▶ What this task involves
Out of the records below, copy all lines in which the word "Ctrl" occurs.

▬▬▬▬▬▬▬▬▬▬

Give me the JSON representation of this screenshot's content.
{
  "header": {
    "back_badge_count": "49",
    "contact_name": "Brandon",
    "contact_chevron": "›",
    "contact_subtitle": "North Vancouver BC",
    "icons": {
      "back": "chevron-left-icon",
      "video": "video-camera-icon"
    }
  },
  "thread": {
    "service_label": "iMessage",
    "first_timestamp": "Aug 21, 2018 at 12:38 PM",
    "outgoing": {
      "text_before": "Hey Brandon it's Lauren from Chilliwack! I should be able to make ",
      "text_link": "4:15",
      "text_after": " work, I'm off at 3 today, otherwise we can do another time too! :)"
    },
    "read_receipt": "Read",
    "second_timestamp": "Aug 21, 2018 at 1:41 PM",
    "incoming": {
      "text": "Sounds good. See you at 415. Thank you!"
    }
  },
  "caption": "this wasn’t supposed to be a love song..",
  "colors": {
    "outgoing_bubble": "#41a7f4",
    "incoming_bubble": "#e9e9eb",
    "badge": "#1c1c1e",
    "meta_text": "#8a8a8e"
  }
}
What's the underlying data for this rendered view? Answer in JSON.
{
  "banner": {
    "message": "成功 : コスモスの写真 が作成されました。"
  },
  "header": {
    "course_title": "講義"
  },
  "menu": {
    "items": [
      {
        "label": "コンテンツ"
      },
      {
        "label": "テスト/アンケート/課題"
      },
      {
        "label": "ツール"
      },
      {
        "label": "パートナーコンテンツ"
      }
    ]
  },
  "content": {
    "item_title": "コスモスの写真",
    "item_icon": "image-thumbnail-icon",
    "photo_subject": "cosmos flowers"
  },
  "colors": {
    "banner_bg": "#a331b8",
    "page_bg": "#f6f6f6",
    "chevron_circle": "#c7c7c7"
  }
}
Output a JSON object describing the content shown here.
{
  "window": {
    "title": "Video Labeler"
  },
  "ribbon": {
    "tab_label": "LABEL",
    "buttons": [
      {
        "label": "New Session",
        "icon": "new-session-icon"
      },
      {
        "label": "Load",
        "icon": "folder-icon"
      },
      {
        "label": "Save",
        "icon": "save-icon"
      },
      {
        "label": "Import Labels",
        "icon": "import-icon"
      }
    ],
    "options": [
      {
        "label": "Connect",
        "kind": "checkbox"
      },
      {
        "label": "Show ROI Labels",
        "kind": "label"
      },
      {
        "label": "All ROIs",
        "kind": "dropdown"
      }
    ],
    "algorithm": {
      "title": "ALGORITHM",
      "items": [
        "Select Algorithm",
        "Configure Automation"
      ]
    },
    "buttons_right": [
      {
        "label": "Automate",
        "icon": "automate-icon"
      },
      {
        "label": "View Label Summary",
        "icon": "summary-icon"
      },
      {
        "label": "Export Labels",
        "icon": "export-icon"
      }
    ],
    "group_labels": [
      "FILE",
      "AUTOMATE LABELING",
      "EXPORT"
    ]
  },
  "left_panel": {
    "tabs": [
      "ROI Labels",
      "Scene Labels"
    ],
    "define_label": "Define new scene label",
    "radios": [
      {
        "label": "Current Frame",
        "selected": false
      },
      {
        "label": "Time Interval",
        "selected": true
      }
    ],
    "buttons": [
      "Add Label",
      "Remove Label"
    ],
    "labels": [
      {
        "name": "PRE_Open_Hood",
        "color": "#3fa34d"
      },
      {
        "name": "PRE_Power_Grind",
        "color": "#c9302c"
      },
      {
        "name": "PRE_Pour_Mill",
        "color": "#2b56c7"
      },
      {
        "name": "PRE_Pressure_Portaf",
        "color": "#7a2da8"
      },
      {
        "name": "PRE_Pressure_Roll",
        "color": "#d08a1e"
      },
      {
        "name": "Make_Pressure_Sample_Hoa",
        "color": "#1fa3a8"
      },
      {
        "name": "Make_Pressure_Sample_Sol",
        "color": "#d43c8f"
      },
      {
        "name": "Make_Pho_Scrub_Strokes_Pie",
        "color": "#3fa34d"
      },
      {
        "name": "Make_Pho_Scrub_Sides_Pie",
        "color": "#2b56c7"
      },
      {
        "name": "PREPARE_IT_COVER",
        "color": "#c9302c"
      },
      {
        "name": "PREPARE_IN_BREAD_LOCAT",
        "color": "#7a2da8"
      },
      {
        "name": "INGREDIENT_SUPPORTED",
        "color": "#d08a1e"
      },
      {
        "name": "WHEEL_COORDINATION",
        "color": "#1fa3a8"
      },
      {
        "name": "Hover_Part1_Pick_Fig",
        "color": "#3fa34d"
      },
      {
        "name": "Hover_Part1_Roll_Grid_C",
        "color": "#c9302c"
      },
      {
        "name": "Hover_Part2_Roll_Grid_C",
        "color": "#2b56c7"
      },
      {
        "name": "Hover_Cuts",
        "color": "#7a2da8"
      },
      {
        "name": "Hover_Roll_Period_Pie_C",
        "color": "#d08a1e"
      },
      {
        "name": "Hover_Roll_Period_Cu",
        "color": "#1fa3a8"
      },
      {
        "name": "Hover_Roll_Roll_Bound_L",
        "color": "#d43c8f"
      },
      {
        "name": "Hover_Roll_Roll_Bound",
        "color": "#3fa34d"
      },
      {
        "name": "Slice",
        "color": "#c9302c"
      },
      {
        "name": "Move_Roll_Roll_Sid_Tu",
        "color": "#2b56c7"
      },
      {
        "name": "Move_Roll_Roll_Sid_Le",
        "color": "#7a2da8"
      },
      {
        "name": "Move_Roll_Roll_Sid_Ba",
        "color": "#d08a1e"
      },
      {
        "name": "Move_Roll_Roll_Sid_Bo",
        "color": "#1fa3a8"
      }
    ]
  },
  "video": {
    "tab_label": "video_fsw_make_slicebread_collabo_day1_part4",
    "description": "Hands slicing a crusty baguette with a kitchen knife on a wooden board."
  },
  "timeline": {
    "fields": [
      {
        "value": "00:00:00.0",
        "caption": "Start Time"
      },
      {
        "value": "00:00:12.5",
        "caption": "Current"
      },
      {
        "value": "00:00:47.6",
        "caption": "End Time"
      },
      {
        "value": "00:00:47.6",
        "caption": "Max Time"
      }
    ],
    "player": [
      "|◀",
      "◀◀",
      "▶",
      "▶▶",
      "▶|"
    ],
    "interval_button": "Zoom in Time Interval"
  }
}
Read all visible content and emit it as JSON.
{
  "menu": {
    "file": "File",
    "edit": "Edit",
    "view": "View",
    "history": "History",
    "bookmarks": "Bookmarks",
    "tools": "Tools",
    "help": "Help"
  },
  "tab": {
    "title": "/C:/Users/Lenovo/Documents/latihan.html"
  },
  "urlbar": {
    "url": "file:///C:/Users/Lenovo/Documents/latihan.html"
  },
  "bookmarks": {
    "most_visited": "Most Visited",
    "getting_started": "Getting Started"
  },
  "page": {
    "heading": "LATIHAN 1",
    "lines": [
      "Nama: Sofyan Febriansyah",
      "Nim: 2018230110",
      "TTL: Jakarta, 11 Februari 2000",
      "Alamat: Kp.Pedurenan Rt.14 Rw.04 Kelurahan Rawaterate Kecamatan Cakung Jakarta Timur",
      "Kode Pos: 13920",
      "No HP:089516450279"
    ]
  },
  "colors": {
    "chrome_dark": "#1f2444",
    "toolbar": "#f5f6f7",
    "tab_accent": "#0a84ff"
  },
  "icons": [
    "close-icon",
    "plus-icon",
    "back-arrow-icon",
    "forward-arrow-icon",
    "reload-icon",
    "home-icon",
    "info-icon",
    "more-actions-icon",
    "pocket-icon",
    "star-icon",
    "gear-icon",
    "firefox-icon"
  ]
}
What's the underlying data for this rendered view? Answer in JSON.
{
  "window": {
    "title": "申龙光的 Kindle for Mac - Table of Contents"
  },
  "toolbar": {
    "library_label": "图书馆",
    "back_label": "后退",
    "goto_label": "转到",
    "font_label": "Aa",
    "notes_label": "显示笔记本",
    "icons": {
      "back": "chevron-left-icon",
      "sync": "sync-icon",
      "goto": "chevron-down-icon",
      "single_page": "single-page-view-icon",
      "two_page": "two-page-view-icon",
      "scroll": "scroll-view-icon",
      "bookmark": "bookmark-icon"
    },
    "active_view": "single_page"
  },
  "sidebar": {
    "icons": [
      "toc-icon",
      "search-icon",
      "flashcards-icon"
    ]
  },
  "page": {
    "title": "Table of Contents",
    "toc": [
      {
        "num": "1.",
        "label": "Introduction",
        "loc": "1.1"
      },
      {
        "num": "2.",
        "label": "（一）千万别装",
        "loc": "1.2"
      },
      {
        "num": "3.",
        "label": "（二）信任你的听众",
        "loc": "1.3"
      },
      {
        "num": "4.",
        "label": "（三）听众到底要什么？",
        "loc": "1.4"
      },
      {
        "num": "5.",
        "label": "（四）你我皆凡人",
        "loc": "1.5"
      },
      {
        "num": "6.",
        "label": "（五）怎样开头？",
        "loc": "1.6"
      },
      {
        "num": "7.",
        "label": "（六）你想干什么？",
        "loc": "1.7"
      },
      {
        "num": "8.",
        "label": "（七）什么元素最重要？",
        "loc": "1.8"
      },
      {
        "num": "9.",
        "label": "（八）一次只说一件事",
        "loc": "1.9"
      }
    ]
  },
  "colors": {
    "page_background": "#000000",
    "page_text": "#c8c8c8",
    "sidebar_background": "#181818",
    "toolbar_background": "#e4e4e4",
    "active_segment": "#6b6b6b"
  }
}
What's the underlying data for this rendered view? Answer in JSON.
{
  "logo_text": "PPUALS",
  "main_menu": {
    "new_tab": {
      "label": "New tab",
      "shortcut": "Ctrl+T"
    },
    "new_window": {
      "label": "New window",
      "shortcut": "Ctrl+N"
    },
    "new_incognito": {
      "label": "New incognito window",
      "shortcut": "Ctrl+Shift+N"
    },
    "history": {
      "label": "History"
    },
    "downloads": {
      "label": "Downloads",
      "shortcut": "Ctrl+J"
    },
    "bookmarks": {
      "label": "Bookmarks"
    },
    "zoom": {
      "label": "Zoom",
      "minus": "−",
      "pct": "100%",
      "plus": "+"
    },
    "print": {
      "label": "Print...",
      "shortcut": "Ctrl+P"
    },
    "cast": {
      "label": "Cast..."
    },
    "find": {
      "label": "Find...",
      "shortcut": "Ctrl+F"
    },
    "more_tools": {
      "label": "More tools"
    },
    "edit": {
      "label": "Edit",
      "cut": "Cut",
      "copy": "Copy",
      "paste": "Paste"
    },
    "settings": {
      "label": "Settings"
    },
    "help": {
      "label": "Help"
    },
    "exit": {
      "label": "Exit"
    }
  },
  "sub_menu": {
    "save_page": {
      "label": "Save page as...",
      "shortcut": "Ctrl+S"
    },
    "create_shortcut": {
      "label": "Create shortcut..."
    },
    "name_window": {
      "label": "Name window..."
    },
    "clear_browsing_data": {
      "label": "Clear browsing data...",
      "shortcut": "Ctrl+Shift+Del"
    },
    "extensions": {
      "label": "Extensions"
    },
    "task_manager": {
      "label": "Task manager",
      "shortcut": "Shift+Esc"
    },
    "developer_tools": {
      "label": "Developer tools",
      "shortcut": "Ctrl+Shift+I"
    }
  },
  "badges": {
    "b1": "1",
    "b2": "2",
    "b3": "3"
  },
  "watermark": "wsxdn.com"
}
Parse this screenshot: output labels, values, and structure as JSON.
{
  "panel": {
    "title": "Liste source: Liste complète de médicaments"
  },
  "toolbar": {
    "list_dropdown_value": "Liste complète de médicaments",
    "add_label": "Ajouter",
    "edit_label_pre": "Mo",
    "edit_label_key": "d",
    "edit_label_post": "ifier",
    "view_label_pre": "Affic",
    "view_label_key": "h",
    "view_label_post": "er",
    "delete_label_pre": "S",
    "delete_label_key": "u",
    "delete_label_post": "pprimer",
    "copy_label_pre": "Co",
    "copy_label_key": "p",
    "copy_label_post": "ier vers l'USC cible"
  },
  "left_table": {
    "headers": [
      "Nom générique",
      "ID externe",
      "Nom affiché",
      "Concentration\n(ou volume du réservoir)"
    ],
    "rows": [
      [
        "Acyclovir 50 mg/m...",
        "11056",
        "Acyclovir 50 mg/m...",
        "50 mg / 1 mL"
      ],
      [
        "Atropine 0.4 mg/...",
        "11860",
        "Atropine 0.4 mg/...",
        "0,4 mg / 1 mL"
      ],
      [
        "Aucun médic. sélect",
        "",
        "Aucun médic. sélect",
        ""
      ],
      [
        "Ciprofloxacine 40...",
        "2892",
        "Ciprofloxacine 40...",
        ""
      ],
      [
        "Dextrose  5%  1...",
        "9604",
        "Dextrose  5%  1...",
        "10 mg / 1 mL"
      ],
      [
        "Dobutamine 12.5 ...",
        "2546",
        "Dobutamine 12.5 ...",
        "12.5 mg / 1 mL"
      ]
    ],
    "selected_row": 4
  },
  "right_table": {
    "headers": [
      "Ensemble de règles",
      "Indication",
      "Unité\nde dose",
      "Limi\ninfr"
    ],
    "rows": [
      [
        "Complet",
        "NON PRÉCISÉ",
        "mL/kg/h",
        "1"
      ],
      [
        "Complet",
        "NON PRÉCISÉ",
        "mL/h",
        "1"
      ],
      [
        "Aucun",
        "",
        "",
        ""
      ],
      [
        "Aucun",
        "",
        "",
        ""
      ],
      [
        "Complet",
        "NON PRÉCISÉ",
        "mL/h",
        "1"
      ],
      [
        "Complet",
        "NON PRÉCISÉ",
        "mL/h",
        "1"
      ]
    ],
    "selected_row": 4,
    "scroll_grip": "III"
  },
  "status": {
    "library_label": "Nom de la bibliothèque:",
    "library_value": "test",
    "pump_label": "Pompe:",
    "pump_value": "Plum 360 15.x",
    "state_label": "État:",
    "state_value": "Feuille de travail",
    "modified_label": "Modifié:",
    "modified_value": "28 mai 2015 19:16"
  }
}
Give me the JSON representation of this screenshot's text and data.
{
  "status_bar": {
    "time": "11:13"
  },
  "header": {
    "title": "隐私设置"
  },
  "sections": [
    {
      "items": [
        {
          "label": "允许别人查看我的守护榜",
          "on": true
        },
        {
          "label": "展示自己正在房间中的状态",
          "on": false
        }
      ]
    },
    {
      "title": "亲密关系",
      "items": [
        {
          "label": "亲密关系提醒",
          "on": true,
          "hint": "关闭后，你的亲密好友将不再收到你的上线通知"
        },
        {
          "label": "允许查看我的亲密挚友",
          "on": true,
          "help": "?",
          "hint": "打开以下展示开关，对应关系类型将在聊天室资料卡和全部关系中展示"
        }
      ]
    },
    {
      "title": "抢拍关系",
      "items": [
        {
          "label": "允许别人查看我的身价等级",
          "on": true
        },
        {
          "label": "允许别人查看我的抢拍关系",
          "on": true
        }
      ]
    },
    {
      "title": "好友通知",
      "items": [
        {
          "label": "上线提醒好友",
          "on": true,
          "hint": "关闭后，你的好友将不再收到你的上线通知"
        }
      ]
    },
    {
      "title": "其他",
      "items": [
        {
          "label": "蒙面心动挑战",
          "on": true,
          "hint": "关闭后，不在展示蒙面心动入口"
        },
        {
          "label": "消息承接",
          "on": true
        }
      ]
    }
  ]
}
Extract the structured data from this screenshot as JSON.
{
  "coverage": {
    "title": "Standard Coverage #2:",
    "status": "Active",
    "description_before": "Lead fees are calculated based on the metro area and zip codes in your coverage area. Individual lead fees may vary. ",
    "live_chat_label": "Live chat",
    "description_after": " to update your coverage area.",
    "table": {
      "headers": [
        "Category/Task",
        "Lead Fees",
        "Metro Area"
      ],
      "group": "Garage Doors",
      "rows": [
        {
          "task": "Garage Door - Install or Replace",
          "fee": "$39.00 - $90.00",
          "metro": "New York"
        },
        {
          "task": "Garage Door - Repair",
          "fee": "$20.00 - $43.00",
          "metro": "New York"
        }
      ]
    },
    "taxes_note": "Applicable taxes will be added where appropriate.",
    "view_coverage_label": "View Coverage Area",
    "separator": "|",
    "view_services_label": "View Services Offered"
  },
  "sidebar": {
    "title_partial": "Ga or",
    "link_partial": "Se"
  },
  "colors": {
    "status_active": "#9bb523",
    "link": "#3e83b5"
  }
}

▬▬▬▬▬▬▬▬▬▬

▶ Exercise solution
      "shortcut": "Ctrl+T"
      "shortcut": "Ctrl+N"
      "shortcut": "Ctrl+Shift+N"
      "shortcut": "Ctrl+J"
      "shortcut": "Ctrl+P"
      "shortcut": "Ctrl+F"
      "shortcut": "Ctrl+S"
      "shortcut": "Ctrl+Shift+Del"
      "shortcut": "Ctrl+Shift+I"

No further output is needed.